Outside experts set to counter official foot-dragging
Lawyers co-ordinating compensation claims by 1,000 Gulf war veterans are planning their own medical testing programme in the face of government refusal to release medical records and full information on drugs given to the troops.

The two firms appointed by the Legal Aid Board to act as lead solicitors say experts they consulted reported that so-called Gulf-war syndrome could have been caused by a combination of vaccinations, anti-nerve-gas tablets and exposure to organosphosphate pesticides, which Nicholas Soames, the armed forces minister, admitted last Friday had been used in the region. Aided by scientists, the two firms, Dawbarns of King's Lynn, Norfolk, and Gill Akaster of Plymouth, are in advanced stages of designing a representative study of 20 veterans, including at least one who has a child with birth defects, and 20 comparable "controls", who did not go to the Gulf. The subjects will have blood and nerve-conduction tests.

The lawyers say some veterans have been removed from their doctors' lists because of lack of information about the cause of their illness and many have been told their conditions are psychological rather than physical. Gulf-war syndrome symptoms include musculo-skeletal and nervous-system disorders, intestinal problems, chronic fatigue, damage to the immune system, rashes, repeated infections, liver and kidney damage, memory loss and personality change.

The lawyers have also called on the Ministry of Defence to say whether soldiers were given adjuvants, which can help produce an immune response but which can have side-effects. Troops were also given biological-warfare vaccine, the constituent parts of which have not been revealed, and took pyridostigmine bromide tablets, to protect against nerve-gas.

Richard Barr, a Dawbarns partner, said tests by Mohammed Abou-Donia, professor of toxicology at Duke University, North Carolina, showed pyridostigmine bromide has a synergistic effect when combined with organophosphates. In the case of organophosphates, toxicity may be magnified tenfold.

Another US immunologist warned of magnified toxicity caused by pyridostigmine bromide or pesticides on an individual whose immune system has been stimulated by multiple vaccination.

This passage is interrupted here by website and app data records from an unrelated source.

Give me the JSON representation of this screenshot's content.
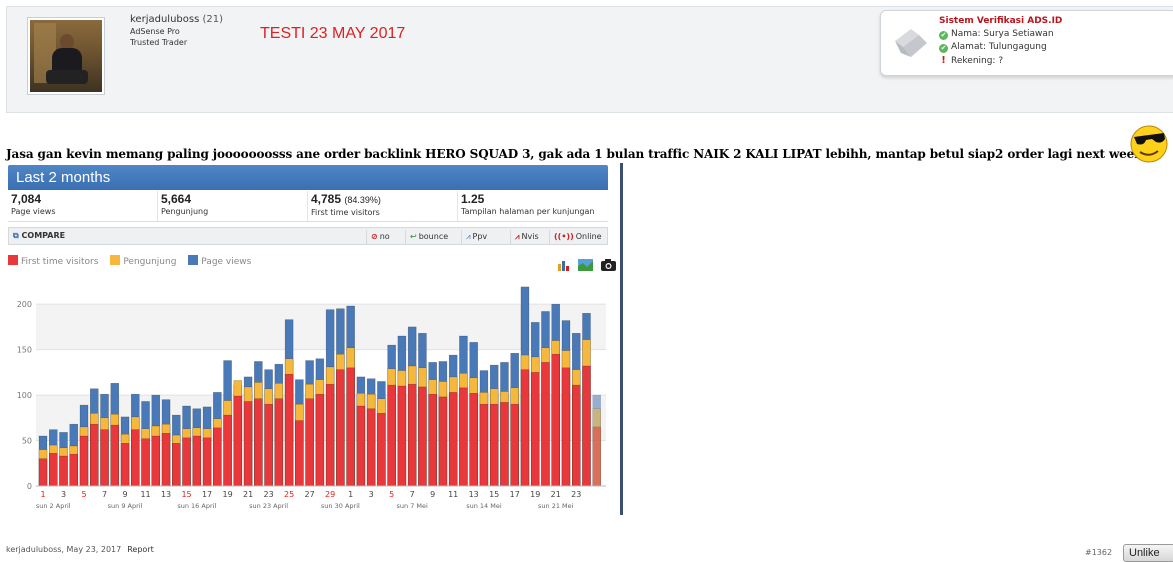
{
  "user": {
    "username": "kerjaduluboss",
    "count": "(21)",
    "titles": [
      "AdSense Pro",
      "Trusted Trader"
    ],
    "testi_label": "TESTI 23 MAY 2017"
  },
  "verification": {
    "title": "Sistem Verifikasi ADS.ID",
    "rows": [
      {
        "label": "Nama: Surya Setiawan",
        "status": "check"
      },
      {
        "label": "Alamat: Tulungagung",
        "status": "check"
      },
      {
        "label": "Rekening: ?",
        "status": "warning"
      }
    ]
  },
  "post": {
    "text": "Jasa gan kevin memang paling jooooooosss ane order backlink HERO SQUAD 3, gak ada 1 bulan traffic NAIK 2 KALI LIPAT lebihh, mantap betul siap2 order lagi next week"
  },
  "analytics": {
    "header": "Last 2 months",
    "stats": [
      {
        "value": "7,084",
        "extra": "",
        "label": "Page views"
      },
      {
        "value": "5,664",
        "extra": "",
        "label": "Pengunjung"
      },
      {
        "value": "4,785",
        "extra": "(84.39%)",
        "label": "First time visitors"
      },
      {
        "value": "1.25",
        "extra": "",
        "label": "Tampilan halaman per kunjungan"
      }
    ],
    "toolbar": {
      "compare": "COMPARE",
      "buttons": [
        "no",
        "bounce",
        "Ppv",
        "Nvis",
        "Online"
      ]
    }
  },
  "chart_data": {
    "type": "bar",
    "stacked": true,
    "ylim": [
      0,
      220
    ],
    "yticks": [
      0,
      50,
      100,
      150,
      200
    ],
    "x_day_labels": [
      "1",
      "3",
      "5",
      "7",
      "9",
      "11",
      "13",
      "15",
      "17",
      "19",
      "21",
      "23",
      "25",
      "27",
      "29",
      "1",
      "3",
      "5",
      "7",
      "9",
      "11",
      "13",
      "15",
      "17",
      "19",
      "21",
      "23"
    ],
    "x_week_labels": [
      "sun 2 April",
      "sun 9 April",
      "sun 16 April",
      "sun 23 April",
      "sun 30 April",
      "sun 7 Mei",
      "sun 14 Mei",
      "sun 21 Mei"
    ],
    "colors": {
      "first": "#e8383b",
      "visitors": "#f5b83d",
      "pageviews": "#4a79b8"
    },
    "series": [
      {
        "name": "First time visitors",
        "values": [
          30,
          36,
          33,
          35,
          55,
          68,
          62,
          67,
          47,
          62,
          52,
          55,
          58,
          47,
          53,
          55,
          53,
          64,
          78,
          99,
          93,
          96,
          90,
          96,
          123,
          72,
          96,
          101,
          112,
          128,
          130,
          88,
          85,
          80,
          111,
          110,
          112,
          109,
          101,
          98,
          103,
          108,
          102,
          90,
          90,
          92,
          90,
          128,
          125,
          136,
          145,
          130,
          111,
          132,
          65
        ]
      },
      {
        "name": "Pengunjung",
        "values": [
          40,
          45,
          42,
          44,
          65,
          80,
          75,
          79,
          57,
          76,
          63,
          66,
          68,
          56,
          63,
          64,
          63,
          74,
          94,
          116,
          109,
          114,
          107,
          113,
          140,
          90,
          112,
          117,
          131,
          145,
          152,
          102,
          101,
          96,
          129,
          127,
          132,
          130,
          117,
          115,
          120,
          124,
          119,
          103,
          107,
          104,
          108,
          144,
          142,
          152,
          160,
          149,
          128,
          161,
          85
        ]
      },
      {
        "name": "Page views",
        "values": [
          55,
          62,
          59,
          68,
          89,
          107,
          101,
          113,
          76,
          101,
          93,
          100,
          95,
          78,
          88,
          85,
          87,
          103,
          138,
          111,
          120,
          137,
          128,
          134,
          183,
          117,
          138,
          140,
          194,
          195,
          198,
          120,
          118,
          115,
          155,
          165,
          175,
          168,
          136,
          137,
          144,
          165,
          158,
          127,
          133,
          136,
          146,
          219,
          180,
          192,
          200,
          182,
          168,
          190,
          100
        ]
      }
    ]
  },
  "chart_ui": {
    "legend": [
      "First time visitors",
      "Pengunjung",
      "Page views"
    ]
  },
  "footer": {
    "meta": "kerjaduluboss, May 23, 2017",
    "report": "Report",
    "post_number": "#1362",
    "unlike": "Unlike"
  }
}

Armed with growing evidence of links between substances given veterans and their subsequent illnesses, an immunologist, toxicologist, neuro-physicist, cardiologist and endocrinologist will be appointed to carry out the study.

The lawyers contrast their planned study with Medical Research Council work, details of which are to be given next month. The lawyers suspect it will be epidemiological and take another 18 months before individual cases are selected for detailed examination. They also fear that when compensation cases reach the courts, ministers will try to claim public- interest immunity for crucial papers.

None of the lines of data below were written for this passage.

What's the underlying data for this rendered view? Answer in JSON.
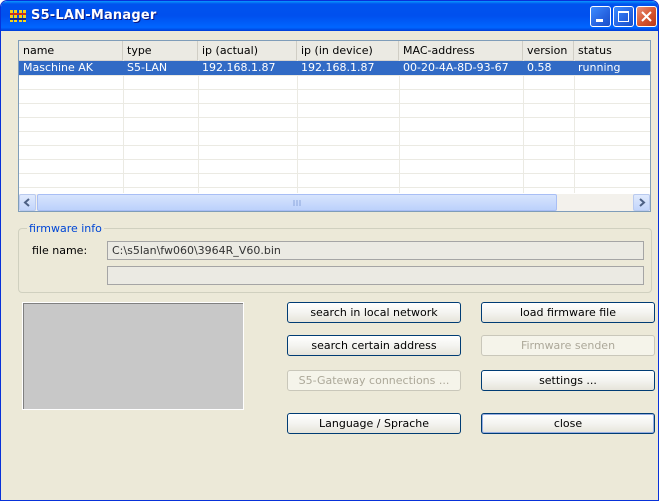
{
  "window": {
    "title": "S5-LAN-Manager"
  },
  "table": {
    "columns": [
      "name",
      "type",
      "ip (actual)",
      "ip (in device)",
      "MAC-address",
      "version",
      "status"
    ],
    "rows": [
      [
        "Maschine AK",
        "S5-LAN",
        "192.168.1.87",
        "192.168.1.87",
        "00-20-4A-8D-93-67",
        "0.58",
        "running"
      ]
    ],
    "selected_row": 0
  },
  "firmware": {
    "group_label": "firmware info",
    "file_label": "file name:",
    "file_value": "C:\\s5lan\\fw060\\3964R_V60.bin",
    "second_value": ""
  },
  "buttons": {
    "search_local": "search in local network",
    "load_firmware": "load firmware file",
    "search_address": "search certain address",
    "send_firmware": "Firmware senden",
    "gateway_connections": "S5-Gateway connections ...",
    "settings": "settings ...",
    "language": "Language / Sprache",
    "close": "close"
  },
  "colors": {
    "title_bar": "#0054E3",
    "selection": "#316AC5",
    "group_label": "#0046D5"
  },
  "icons": {
    "app": "s5-app-icon",
    "minimize": "minimize-icon",
    "maximize": "maximize-icon",
    "close": "close-icon",
    "scroll_left": "scroll-left-icon",
    "scroll_right": "scroll-right-icon"
  }
}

Mr Barr said: "We are hampered by lack of information. It is not simply ... litigation. It is a question of providing help to cure hundreds of sick people. It does seem stupid for public money to have to be spent on investigation when, with more co-operation, one could get much further down the line in finding out about this illness. It is all government money, anyway."